Why is Maternity Leave alone NOT sufficient?

  • Due to cultural norms, women in the United States typically delay their recovery until after Phase I or, the 6-week medical exam.
  • The critical Phase 1: 0 to 6 weeks post-birth – is the “Healing Window of Opportunity” that is not well understood; neither is Phase II – 6 weeks and beyond.
  • Currently, maternity-specific, recovery guidelines, and proven recovery programs that focus on after birth diet and personal care exist in many countries around the world, but not the United States and most other western countries.

The “Healing Window of Opportunity”

The #1 complication from childbirth is Perinatal Mood and Anxiety Disorders; which are statistically grouped together under postpartum depression or PPD. The official rate of postpartum depression in the United States in 2017 has risen to 20-25%. This means that with an average of 4 million births per year roughly, 1 million NEW mothers are diagnosed annually; this doesn’t include existing PPD numbers. Much of the prevalence of PPD is due to the fact that most American women begin their recovery after the six-week doctor’s post-delivery exam. However, there exists a six to eight-week “Healing Window of Opportunity” that women don’t realize occurs and should be take advantage of as it is minimal effort by new moms but maximum results are seen. This window occurs as a woman’s body transitions back to a non-pregnant state.

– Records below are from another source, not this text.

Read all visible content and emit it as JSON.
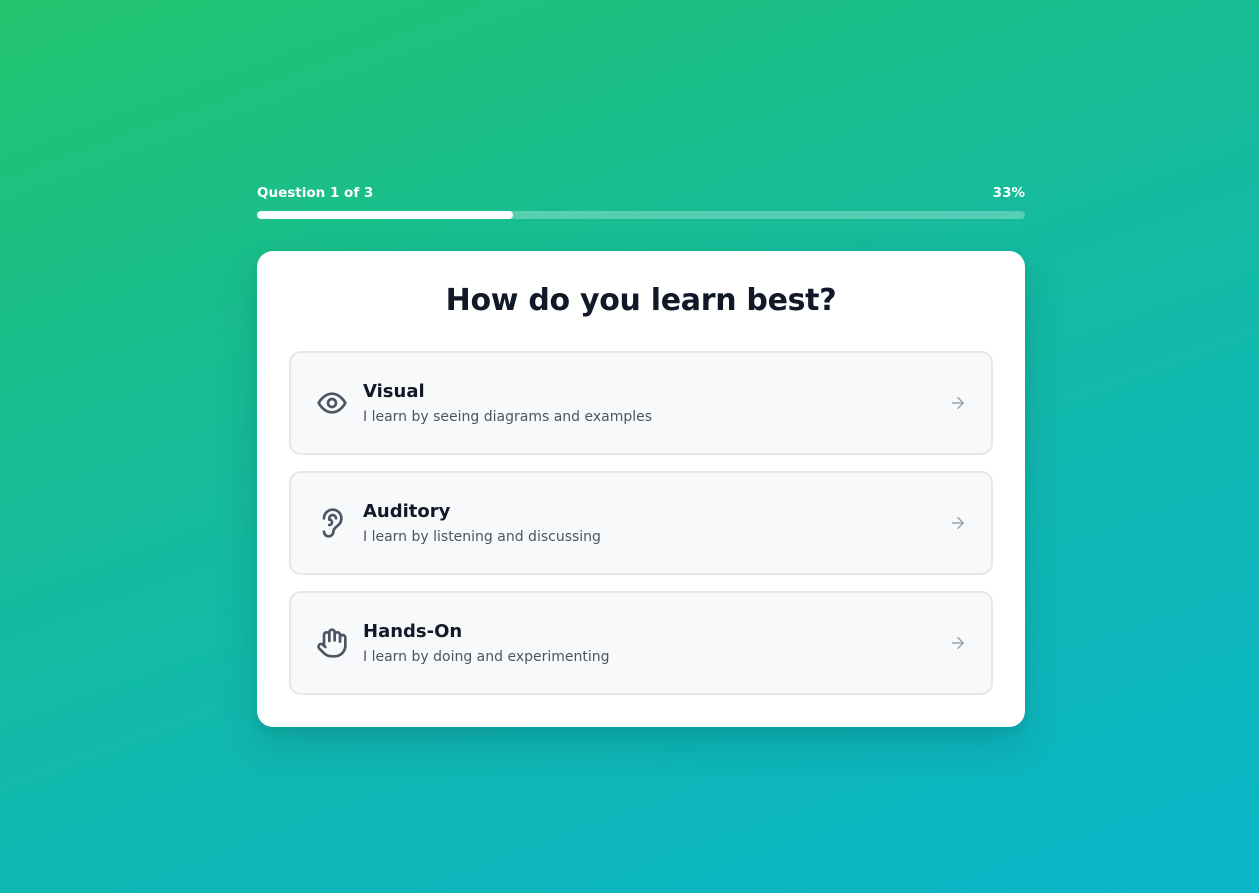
{
  "progress": {
    "label": "Question 1 of 3",
    "percent_label": "33%",
    "fraction": 0.333
  },
  "question": {
    "title": "How do you learn best?"
  },
  "options": [
    {
      "icon": "eye-icon",
      "title": "Visual",
      "description": "I learn by seeing diagrams and examples"
    },
    {
      "icon": "ear-icon",
      "title": "Auditory",
      "description": "I learn by listening and discussing"
    },
    {
      "icon": "hand-icon",
      "title": "Hands-On",
      "description": "I learn by doing and experimenting"
    }
  ],
  "colors": {
    "gradient_start": "#22c46e",
    "gradient_end": "#0ab6c9",
    "card_bg": "#ffffff",
    "option_bg": "#f8f9fb",
    "option_border": "#e5e7eb",
    "title_text": "#111827",
    "muted_text": "#4b5563"
  }
}
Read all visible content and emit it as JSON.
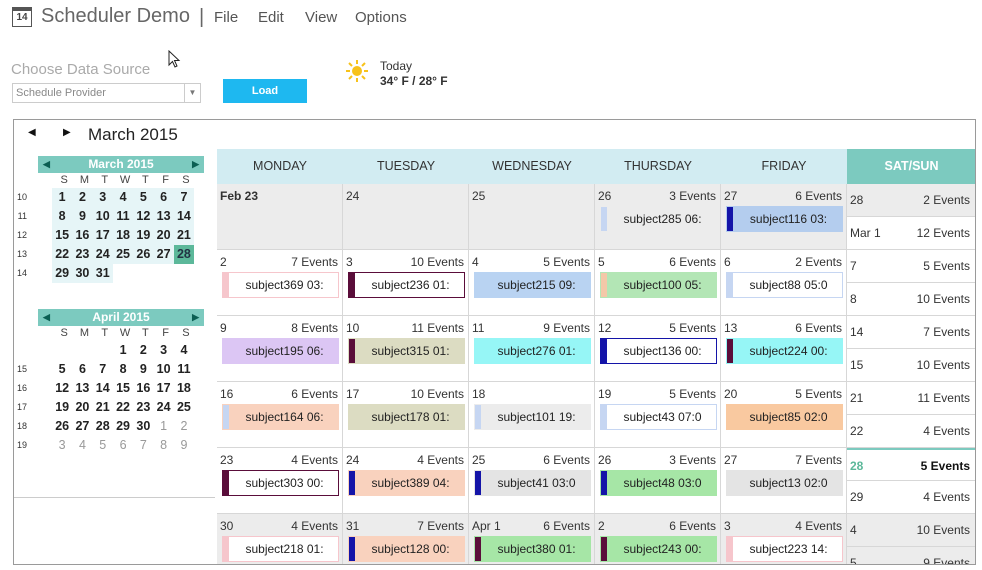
{
  "app": {
    "icon_text": "14",
    "title": "Scheduler Demo",
    "separator": "|"
  },
  "menu": [
    "File",
    "Edit",
    "View",
    "Options"
  ],
  "data_source": {
    "label": "Choose Data Source",
    "selected": "Schedule Provider",
    "load_label": "Load"
  },
  "weather": {
    "today": "Today",
    "temp": "34° F / 28° F",
    "icon": "sun-icon"
  },
  "scheduler": {
    "title": "March 2015",
    "prev": "◀",
    "next": "▶"
  },
  "mini_calendars": [
    {
      "title": "March 2015",
      "dow": [
        "S",
        "M",
        "T",
        "W",
        "T",
        "F",
        "S"
      ],
      "weeks": [
        {
          "wk": "10",
          "days": [
            "1",
            "2",
            "3",
            "4",
            "5",
            "6",
            "7"
          ]
        },
        {
          "wk": "11",
          "days": [
            "8",
            "9",
            "10",
            "11",
            "12",
            "13",
            "14"
          ]
        },
        {
          "wk": "12",
          "days": [
            "15",
            "16",
            "17",
            "18",
            "19",
            "20",
            "21"
          ]
        },
        {
          "wk": "13",
          "days": [
            "22",
            "23",
            "24",
            "25",
            "26",
            "27",
            "28"
          ]
        },
        {
          "wk": "14",
          "days": [
            "29",
            "30",
            "31",
            "",
            "",
            "",
            ""
          ]
        }
      ]
    },
    {
      "title": "April 2015",
      "dow": [
        "S",
        "M",
        "T",
        "W",
        "T",
        "F",
        "S"
      ],
      "weeks": [
        {
          "wk": "",
          "days": [
            "",
            "",
            "",
            "1",
            "2",
            "3",
            "4"
          ]
        },
        {
          "wk": "15",
          "days": [
            "5",
            "6",
            "7",
            "8",
            "9",
            "10",
            "11"
          ]
        },
        {
          "wk": "16",
          "days": [
            "12",
            "13",
            "14",
            "15",
            "16",
            "17",
            "18"
          ]
        },
        {
          "wk": "17",
          "days": [
            "19",
            "20",
            "21",
            "22",
            "23",
            "24",
            "25"
          ]
        },
        {
          "wk": "18",
          "days": [
            "26",
            "27",
            "28",
            "29",
            "30",
            "1",
            "2"
          ]
        },
        {
          "wk": "19",
          "days": [
            "3",
            "4",
            "5",
            "6",
            "7",
            "8",
            "9"
          ]
        }
      ]
    }
  ],
  "day_headers": [
    "MONDAY",
    "TUESDAY",
    "WEDNESDAY",
    "THURSDAY",
    "FRIDAY",
    "SAT/SUN"
  ],
  "weeks": [
    {
      "days": [
        {
          "date": "Feb 23",
          "count": "",
          "event": "",
          "color": "",
          "bar": ""
        },
        {
          "date": "24",
          "count": "",
          "event": "",
          "color": "",
          "bar": ""
        },
        {
          "date": "25",
          "count": "",
          "event": "",
          "color": "",
          "bar": ""
        },
        {
          "date": "26",
          "count": "3 Events",
          "event": "subject285 06:",
          "color": "#ececec",
          "bar": "#c6d6f2"
        },
        {
          "date": "27",
          "count": "6 Events",
          "event": "subject116 03:",
          "color": "#b4cdee",
          "bar": "#1414a8"
        }
      ],
      "weekend": [
        {
          "date": "28",
          "count": "2 Events"
        },
        {
          "date": "Mar 1",
          "count": "12 Events"
        }
      ]
    },
    {
      "days": [
        {
          "date": "2",
          "count": "7 Events",
          "event": "subject369 03:",
          "color": "#ffffff",
          "bar": "#f6c6cc"
        },
        {
          "date": "3",
          "count": "10 Events",
          "event": "subject236 01:",
          "color": "#ffffff",
          "bar": "#5a0d3a"
        },
        {
          "date": "4",
          "count": "5 Events",
          "event": "subject215 09:",
          "color": "#b9d3f2",
          "bar": "#b9d3f2"
        },
        {
          "date": "5",
          "count": "6 Events",
          "event": "subject100 05:",
          "color": "#b3e6b5",
          "bar": "#f4c8a8"
        },
        {
          "date": "6",
          "count": "2 Events",
          "event": "subject88 05:0",
          "color": "#ffffff",
          "bar": "#c6d6f2"
        }
      ],
      "weekend": [
        {
          "date": "7",
          "count": "5 Events"
        },
        {
          "date": "8",
          "count": "10 Events"
        }
      ]
    },
    {
      "days": [
        {
          "date": "9",
          "count": "8 Events",
          "event": "subject195 06:",
          "color": "#dcc6f4",
          "bar": "#dcc6f4"
        },
        {
          "date": "10",
          "count": "11 Events",
          "event": "subject315 01:",
          "color": "#dcdcc2",
          "bar": "#5a0d3a"
        },
        {
          "date": "11",
          "count": "9 Events",
          "event": "subject276 01:",
          "color": "#96f6f6",
          "bar": "#96f6f6"
        },
        {
          "date": "12",
          "count": "5 Events",
          "event": "subject136 00:",
          "color": "#ffffff",
          "bar": "#1414a8"
        },
        {
          "date": "13",
          "count": "6 Events",
          "event": "subject224 00:",
          "color": "#96f6f6",
          "bar": "#5a0d3a"
        }
      ],
      "weekend": [
        {
          "date": "14",
          "count": "7 Events"
        },
        {
          "date": "15",
          "count": "10 Events"
        }
      ]
    },
    {
      "days": [
        {
          "date": "16",
          "count": "6 Events",
          "event": "subject164 06:",
          "color": "#f9d2be",
          "bar": "#c6d6f2"
        },
        {
          "date": "17",
          "count": "10 Events",
          "event": "subject178 01:",
          "color": "#dcdcc2",
          "bar": "#dcdcc2"
        },
        {
          "date": "18",
          "count": "",
          "event": "subject101 19:",
          "color": "#ececec",
          "bar": "#c6d6f2"
        },
        {
          "date": "19",
          "count": "5 Events",
          "event": "subject43 07:0",
          "color": "#ffffff",
          "bar": "#c6d6f2"
        },
        {
          "date": "20",
          "count": "5 Events",
          "event": "subject85 02:0",
          "color": "#f9c9a0",
          "bar": "#f9c9a0"
        }
      ],
      "weekend": [
        {
          "date": "21",
          "count": "11 Events"
        },
        {
          "date": "22",
          "count": "4 Events"
        }
      ]
    },
    {
      "days": [
        {
          "date": "23",
          "count": "4 Events",
          "event": "subject303 00:",
          "color": "#ffffff",
          "bar": "#5a0d3a"
        },
        {
          "date": "24",
          "count": "4 Events",
          "event": "subject389 04:",
          "color": "#f9d2be",
          "bar": "#1414a8"
        },
        {
          "date": "25",
          "count": "6 Events",
          "event": "subject41 03:0",
          "color": "#e4e4e4",
          "bar": "#1414a8"
        },
        {
          "date": "26",
          "count": "3 Events",
          "event": "subject48 03:0",
          "color": "#a6e6a6",
          "bar": "#1414a8"
        },
        {
          "date": "27",
          "count": "7 Events",
          "event": "subject13 02:0",
          "color": "#e4e4e4",
          "bar": "#e4e4e4"
        }
      ],
      "weekend": [
        {
          "date": "28",
          "count": "5 Events",
          "today": true
        },
        {
          "date": "29",
          "count": "4 Events"
        }
      ]
    },
    {
      "days": [
        {
          "date": "30",
          "count": "4 Events",
          "event": "subject218 01:",
          "color": "#ffffff",
          "bar": "#f6c6cc"
        },
        {
          "date": "31",
          "count": "7 Events",
          "event": "subject128 00:",
          "color": "#f9d2be",
          "bar": "#1414a8"
        },
        {
          "date": "Apr 1",
          "count": "6 Events",
          "event": "subject380 01:",
          "color": "#a6e6a6",
          "bar": "#5a0d3a"
        },
        {
          "date": "2",
          "count": "6 Events",
          "event": "subject243 00:",
          "color": "#a6e6a6",
          "bar": "#5a0d3a"
        },
        {
          "date": "3",
          "count": "4 Events",
          "event": "subject223 14:",
          "color": "#ffffff",
          "bar": "#f6c6cc"
        }
      ],
      "weekend": [
        {
          "date": "4",
          "count": "10 Events"
        },
        {
          "date": "5",
          "count": "9 Events"
        }
      ]
    }
  ]
}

What We Don’t Know

What many women don’t realize is that the body begins its healing process within hours after the placenta is birthed because of a significant the drop in the levels of hormones. Women in other cultures understand this due to cultural upbringing and begin managing their recovery from Day 5 after delivery. American women begin on about day 42, following their 6-week checkup. American moms have generally not known of any other alternatives.

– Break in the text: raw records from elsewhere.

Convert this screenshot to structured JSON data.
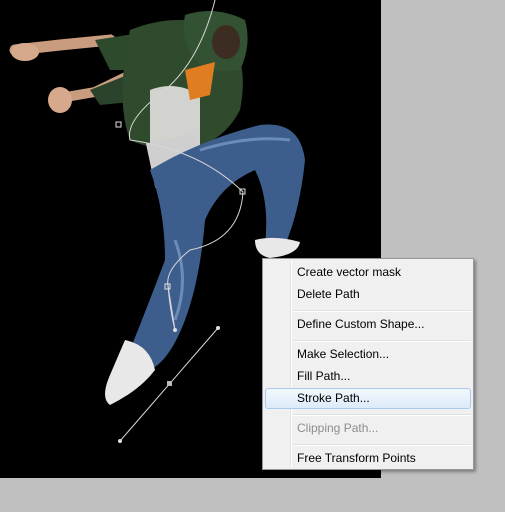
{
  "context_menu": {
    "items": [
      {
        "label": "Create vector mask"
      },
      {
        "label": "Delete Path"
      },
      {
        "label": "Define Custom Shape..."
      },
      {
        "label": "Make Selection..."
      },
      {
        "label": "Fill Path..."
      },
      {
        "label": "Stroke Path..."
      },
      {
        "label": "Clipping Path..."
      },
      {
        "label": "Free Transform Points"
      }
    ],
    "highlighted_item": "Stroke Path...",
    "disabled_item": "Clipping Path..."
  },
  "colors": {
    "canvas_bg": "#000000",
    "workspace_bg": "#c0c0c0",
    "hoodie": "#2f4a2c",
    "jeans": "#3f5f8a",
    "path_stroke": "#d8d8d8"
  }
}
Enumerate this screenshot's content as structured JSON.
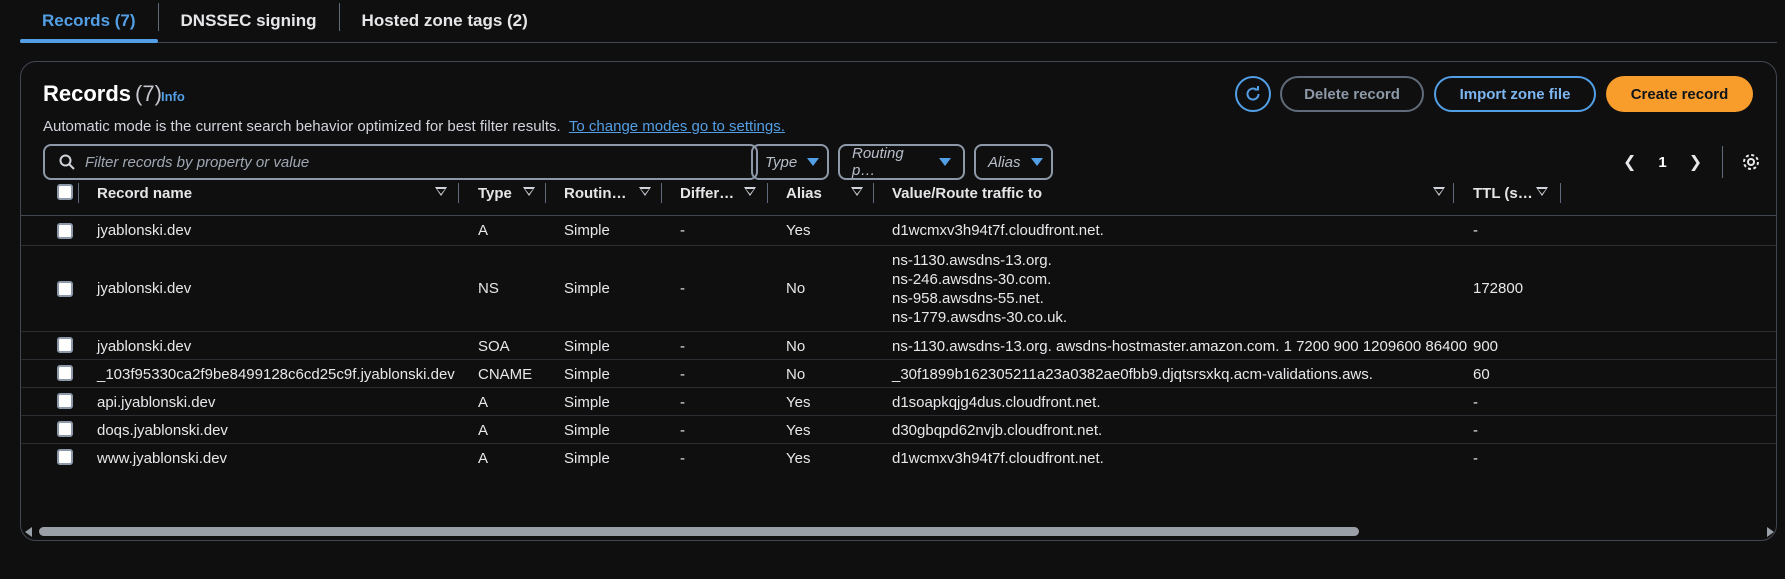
{
  "tabs": [
    {
      "label": "Records (7)",
      "active": true
    },
    {
      "label": "DNSSEC signing",
      "active": false
    },
    {
      "label": "Hosted zone tags (2)",
      "active": false
    }
  ],
  "records_panel": {
    "title": "Records",
    "count": "(7)",
    "info_label": "Info",
    "description": "Automatic mode is the current search behavior optimized for best filter results.",
    "settings_link": "To change modes go to settings.",
    "buttons": {
      "delete": "Delete record",
      "import": "Import zone file",
      "create": "Create record"
    },
    "search_placeholder": "Filter records by property or value",
    "filters": {
      "type": "Type",
      "routing": "Routing p…",
      "alias": "Alias"
    },
    "pagination": {
      "current_page": "1"
    }
  },
  "table": {
    "columns": {
      "record_name": "Record name",
      "type": "Type",
      "routing": "Routin…",
      "differentiator": "Differ…",
      "alias": "Alias",
      "value": "Value/Route traffic to",
      "ttl": "TTL (s…"
    },
    "rows": [
      {
        "name": "jyablonski.dev",
        "type": "A",
        "routing": "Simple",
        "diff": "-",
        "alias": "Yes",
        "value": [
          "d1wcmxv3h94t7f.cloudfront.net."
        ],
        "ttl": "-"
      },
      {
        "name": "jyablonski.dev",
        "type": "NS",
        "routing": "Simple",
        "diff": "-",
        "alias": "No",
        "value": [
          "ns-1130.awsdns-13.org.",
          "ns-246.awsdns-30.com.",
          "ns-958.awsdns-55.net.",
          "ns-1779.awsdns-30.co.uk."
        ],
        "ttl": "172800"
      },
      {
        "name": "jyablonski.dev",
        "type": "SOA",
        "routing": "Simple",
        "diff": "-",
        "alias": "No",
        "value": [
          "ns-1130.awsdns-13.org. awsdns-hostmaster.amazon.com. 1 7200 900 1209600 86400"
        ],
        "ttl": "900"
      },
      {
        "name": "_103f95330ca2f9be8499128c6cd25c9f.jyablonski.dev",
        "type": "CNAME",
        "routing": "Simple",
        "diff": "-",
        "alias": "No",
        "value": [
          "_30f1899b162305211a23a0382ae0fbb9.djqtsrsxkq.acm-validations.aws."
        ],
        "ttl": "60"
      },
      {
        "name": "api.jyablonski.dev",
        "type": "A",
        "routing": "Simple",
        "diff": "-",
        "alias": "Yes",
        "value": [
          "d1soapkqjg4dus.cloudfront.net."
        ],
        "ttl": "-"
      },
      {
        "name": "doqs.jyablonski.dev",
        "type": "A",
        "routing": "Simple",
        "diff": "-",
        "alias": "Yes",
        "value": [
          "d30gbqpd62nvjb.cloudfront.net."
        ],
        "ttl": "-"
      },
      {
        "name": "www.jyablonski.dev",
        "type": "A",
        "routing": "Simple",
        "diff": "-",
        "alias": "Yes",
        "value": [
          "d1wcmxv3h94t7f.cloudfront.net."
        ],
        "ttl": "-"
      }
    ]
  },
  "colors": {
    "accent": "#539fe5",
    "primary_button": "#f89c2c",
    "background": "#0f0f10",
    "border": "#414750"
  }
}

The first 6–8 weeks sets the foundation for the next 3–4 months of healing.

The Malaysian Example – Global benchmark

The #1 complication from childbirth is Perinatal Mood and Anxiety Disorders; which are statistically grouped together under postpartum depression or PPD. The official rate of postpartum depression in the United States in 2017 has risen to 20-25%. This means that with an average of 4 million births per year roughly, 1 million NEW mothers are diagnosed annually; this doesn’t include existing PPD numbers. Much of the prevalence of PPD is due to the fact that most American women begin their recovery after the six-week doctor’s post-delivery exam. However, there exists a six to eight-week “Healing Window of Opportunity” that women don’t realize occurs and should be take advantage of as it is minimal effort by new moms but maximum results are seen. This window occurs as a woman’s body transitions back to a non-pregnant state.

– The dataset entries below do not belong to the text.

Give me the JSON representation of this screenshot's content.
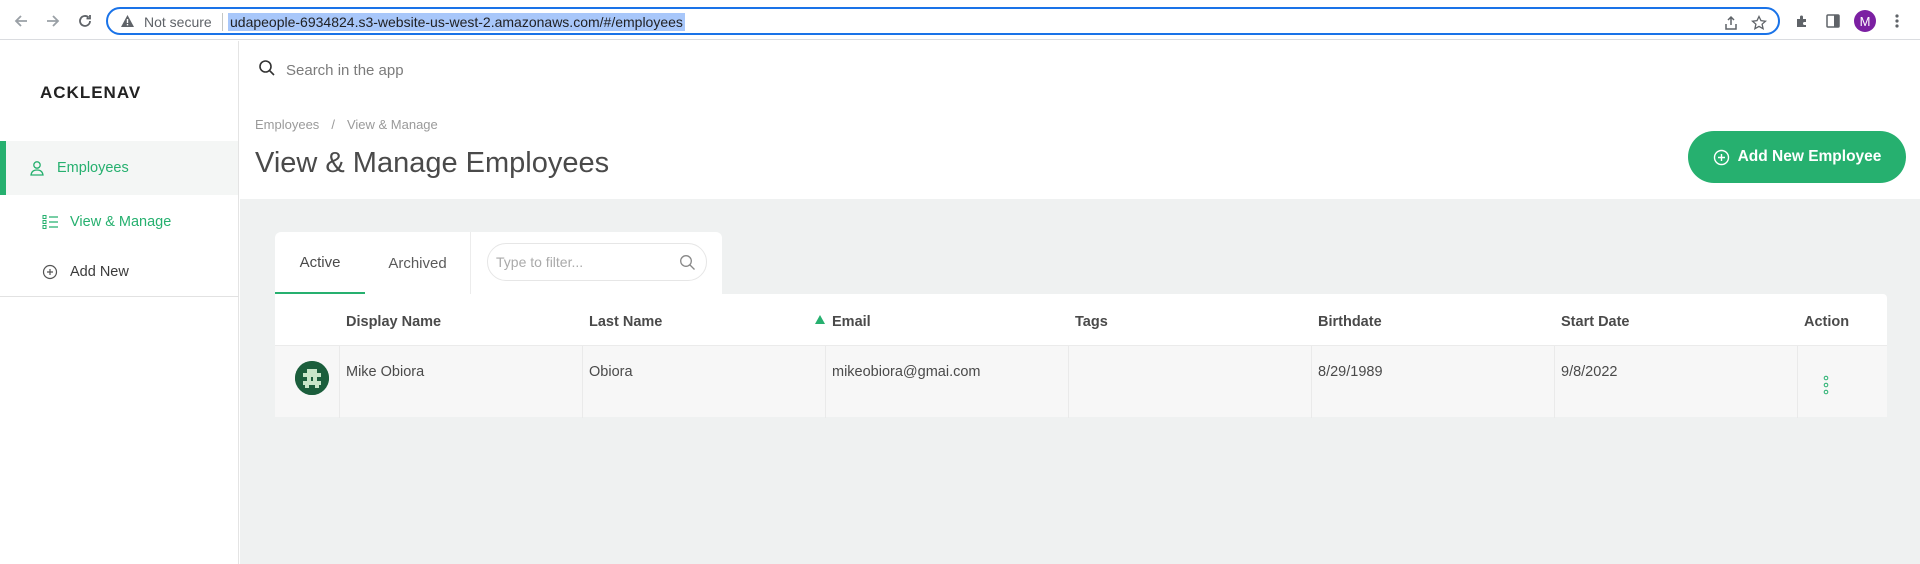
{
  "browser": {
    "not_secure": "Not secure",
    "url": "udapeople-6934824.s3-website-us-west-2.amazonaws.com/#/employees",
    "profile_initial": "M"
  },
  "sidebar": {
    "logo": "ACKLENAV",
    "items": [
      {
        "label": "Employees",
        "icon": "user-icon"
      },
      {
        "label": "View & Manage",
        "icon": "list-icon"
      },
      {
        "label": "Add New",
        "icon": "plus-circle-icon"
      }
    ]
  },
  "header": {
    "search_placeholder": "Search in the app",
    "breadcrumb": [
      "Employees",
      "/",
      "View & Manage"
    ],
    "title": "View & Manage Employees",
    "add_button": "Add New Employee"
  },
  "tabs": {
    "active": "Active",
    "archived": "Archived",
    "filter_placeholder": "Type to filter..."
  },
  "table": {
    "columns": [
      "Display Name",
      "Last Name",
      "Email",
      "Tags",
      "Birthdate",
      "Start Date",
      "Action"
    ],
    "rows": [
      {
        "display_name": "Mike Obiora",
        "last_name": "Obiora",
        "email": "mikeobiora@gmai.com",
        "tags": "",
        "birthdate": "8/29/1989",
        "start_date": "9/8/2022"
      }
    ]
  },
  "colors": {
    "accent": "#26b06f",
    "omnibox_focus": "#1a73e8",
    "profile": "#7b1fa2"
  }
}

Topics Covered in the 2-day Workshop Malaysian Example – Global benchmark

I. THEORY

  • A Modern Interpretation of Traditional After Birth Care.
  • How traditional practices aid the body heal after pregnancy and childbirth.
  • Pregnancy = HOT STATE/Post-Pregnancy = Cold State.
  • The Conditions of the women’s body after child-birth.
  • How to help the body to re-balance hormones.
  • The healing window of opportunity: The first 6-8 weeks.
  • The important role dads, partners, and support people can play.
  • Business module: identify your ideal client.

II. POST NATAL NUTRITION

  • ​How food is used as medicine.
  • Postnatal nutrition and, cooking guidelines.
  • Diet do’s and don’ts.
  • Postpartum-sizing meals.

The Mommy Plan: created a  structured recovery plan of nutrition, meals, body care and treatments.

III. Experience of traditional Malaysian postnatal products, body therapies and treatments

  • Traditional body care.
  • Abdominal and womb care.
    • Heat Therapy.
    • Prepare, cut, and assembly of a fresh herbal compress.
  • Bengkung Belly Wrapping & self wrapping garment.
    • Supporting a weakened core.
    • Medical benefits & important precautions.
  • Perineum Health: Yoni Sauna.

Flow of course

The course will be based on information contained in The Mommy Plan plus the Malay and Thai traditional methods of after-birth body care, which is a holistic sequence of post-baby treatment, including body and hot stone abdominal massage, Yoni sauna (vagina steams), modern tummy wraps, body scrubs, and herbal mixtures.